The property is owned by the Queen in Right of New Brunswick and, as mandated before its renovation in 1996, is open to the public.[8] In that vein, the grounds of royal estate are frequently the site of public celebrations, such as those for Canada Day and New Brunswick Day.[10]

Architecture[edit]

The royal residence of New Brunswick was built of load-bearing masonry walls and timber floor and roof framing, all clad in a sandstone exterior. The building, designed by architect James Woolford, is in the Georgian style with touches of Adam, being a hip roofed, rectangular, two storey block divided by two perpendicular axes. The main facade is aligned on the entrance and its curved portico, above which is an arched niche and, at the roof, a shallow gable pierced by a rose window; to either side of this are rows of multi-paned, sash windows, the attic having wall dormers, and one storey wings, each with a curved bay window.[4] On the main floor is found the drawing room, dining room, music room, library, two conservatories, and the historical lieutenant governor's office; the second floor contains exhibit rooms and the lieutenant governor's present office; and the third floor holds the viceroy's private apartments.[8]

See also[edit]

References[edit]

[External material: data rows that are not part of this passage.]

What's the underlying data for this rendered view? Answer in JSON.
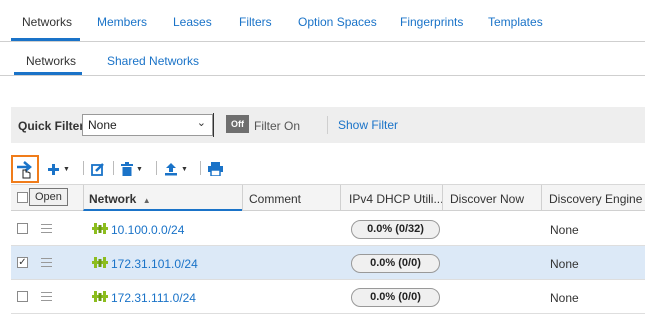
{
  "top_tabs": [
    "Networks",
    "Members",
    "Leases",
    "Filters",
    "Option Spaces",
    "Fingerprints",
    "Templates"
  ],
  "sub_tabs": [
    "Networks",
    "Shared Networks"
  ],
  "quick_filter": {
    "label": "Quick Filter",
    "value": "None",
    "toggle": "Off",
    "filter_on": "Filter On",
    "show_filter": "Show Filter"
  },
  "tooltip": "Open",
  "grid": {
    "columns": [
      "Network",
      "Comment",
      "IPv4 DHCP Utili...",
      "Discover Now",
      "Discovery Engine"
    ],
    "sort_arrow": "▲",
    "rows": [
      {
        "network": "10.100.0.0/24",
        "utilization": "0.0% (0/32)",
        "engine": "None",
        "checked": false
      },
      {
        "network": "172.31.101.0/24",
        "utilization": "0.0% (0/0)",
        "engine": "None",
        "checked": true
      },
      {
        "network": "172.31.111.0/24",
        "utilization": "0.0% (0/0)",
        "engine": "None",
        "checked": false
      }
    ]
  },
  "colors": {
    "accent": "#1a73c8",
    "highlight": "#f07c1a",
    "selected_row": "#dce9f7",
    "network_icon": "#8cbd1e"
  }
}
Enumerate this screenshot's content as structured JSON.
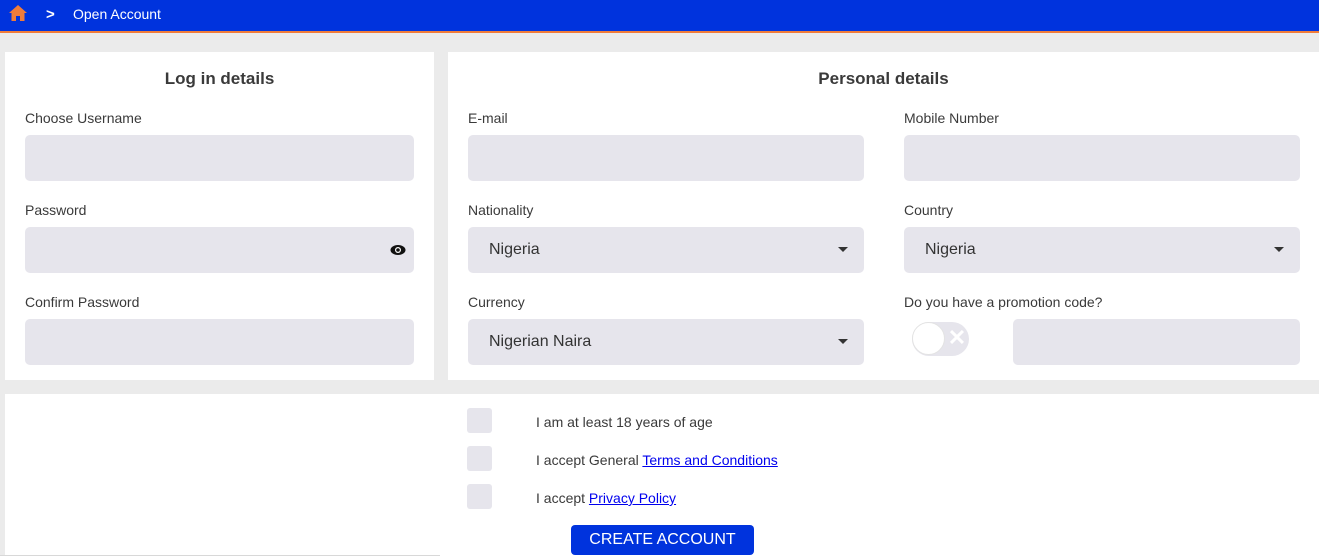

  1. ^ MacLeod, Kevin S. (2008), A Crown of Maples (1 ed.), Ottawa: Queen's Printer for Canada, p. XIV, ISBN 978-0-662-46012-1, retrieved 21 June 2009 
  2. ^ Office of the Lieutenant Governor of New Brunswick. "Old Government House > Photo Gallery". Queen's Printer for New Brunswick. Retrieved 4 December 2009. 
  3. ^ New Brunswick and Department of Supply and Services. "Directory December > Office of the Lieutenant-Governor". Queen's Printer for New Brunswick. Retrieved 4 December 2009. 
  4. ^ a b c d fht (11 May 2009). "Old Government House". Fredericton Heritage Trust. Retrieved 7 December 2009. 
  5. ^ a b Office of the Lieutenant Governor of New Brunswick. "Old Government House > History". Queen's Printer for New Brunswick. Retrieved 4 December 2009. 
  6. ^ Old Government House. Canadian Register of Historic Places. Retrieved 26 February 2012.
  7. ^ Old Government House. Canadian Register of Historic Places. Retrieved 18 February 2013.
  8. ^ a b c Office of the Lieutenant Governor of New Brunswick. "Old Government House". Queen's Printer for New Brunswick. Retrieved 4 December 2009. 
  9. ^ White, Alan (30 June 1999), "Restored mansion reopened tomorrow", Native News, retrieved 7 December 2009 
  10. ^ "New Brunswick Day activities at Old Government House" (Press release). Queen's Printer for Nova Scotia. 26 July 2005. Retrieved 7 December 2009. 

External links[edit]